Anti-Inflammatory Foods. Walnuts provide inflammation-taming omega-3 fatty acids; pineapple supplies the anti-inflammatory and anti-allergen enzyme bromelain. Other raw, steamed, or juiced foods that boost joint well-being include cherries and dark berries, grapes, brussels sprouts, and mustard greens. The curcumin found in turmeric used in curry powder (and also sold as a supplement) is another natural anti-inflammatory.
The microalgae spirulina supplies phycocyanins that help decrease arthritic flare-ups and protect cartilage (as well as the essential fatty acid gamma-linolenic acid [GLA]). Try a scoop of spirulina powder stirred into vegetable juice or yogurt every day.
More Water, More Tea. Drink up. Joint cartilage, which acts as a cushion between joints and surrounding bones, is 75 to 80 percent water. Soup is an important lubricant, along with water, followed by herbal teas and fresh juices. Rosehip tea provides vitamin C and bioflavonoids; in high doses as a supplement, it relieves pain and improves range of motion.
Get Plenty of Vitamin D. Osteoarthritis is linked to low vitamin D levels. A chronic shortfall of this nutrient can lead to chronic muscle and joint pain, even hypertension and osteoporosis. Eighty percent of all back pain victims are vitamin-D-deficient, say experts. In a study of more than 30,000 middle-aged women over an eleven-year span, those taking vitamin D supplements were 34 percent less prone to RA. Soak up the sun and include plenty of vitamin D source foods in your diet—egg yolks and oily fish or cod liver oil (if you eat them), and even mushrooms that have been exposed to ultraviolet (UV) light are sources of vitamin D, along with ten to fifteen minutes of unfiltered sunlight daily. (SPF 8 sunblock reduces vitamin D production in the body by 95 percent.) Sunlight also increases production of serotonin, which helps turn off pain.
What Not to Eat: Foods to Subtract
Avoid Saturated Fats. Don’t use saturated fats found in animal products that cause an accumulation of inflammation-accelerating arachidonic acid in the tissues. In addition, people with arthritis are often allergic to both meat and dairy. Trans fats still found in many processed foods are another don’t.

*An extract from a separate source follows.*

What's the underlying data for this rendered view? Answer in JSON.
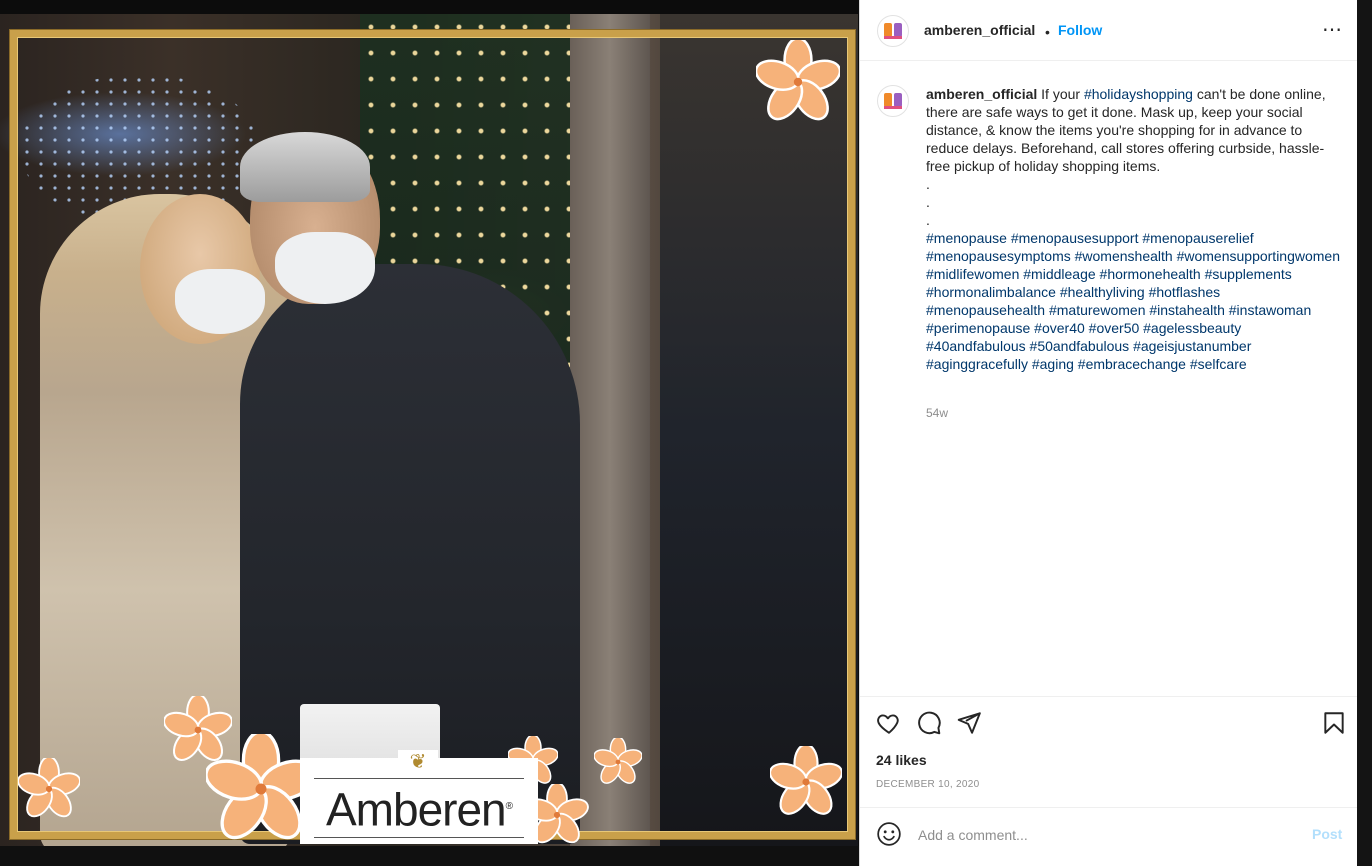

Avoid the Nightshades. The Foundation for Integrated Medicine in New York City estimates that 25 percent of OA sufferers have food allergies—some of those sensitivities may be to the nightshade family vegetables, including eggplant, tomatoes, peppers, and potatoes. (Tobacco, besides what it does to the rest of the body, is also a nightshade member and threatens joints as well.) Other problem foods that may exacerbate symptoms include fatty fish, egg yolks, coffee, and dairy products and sugar.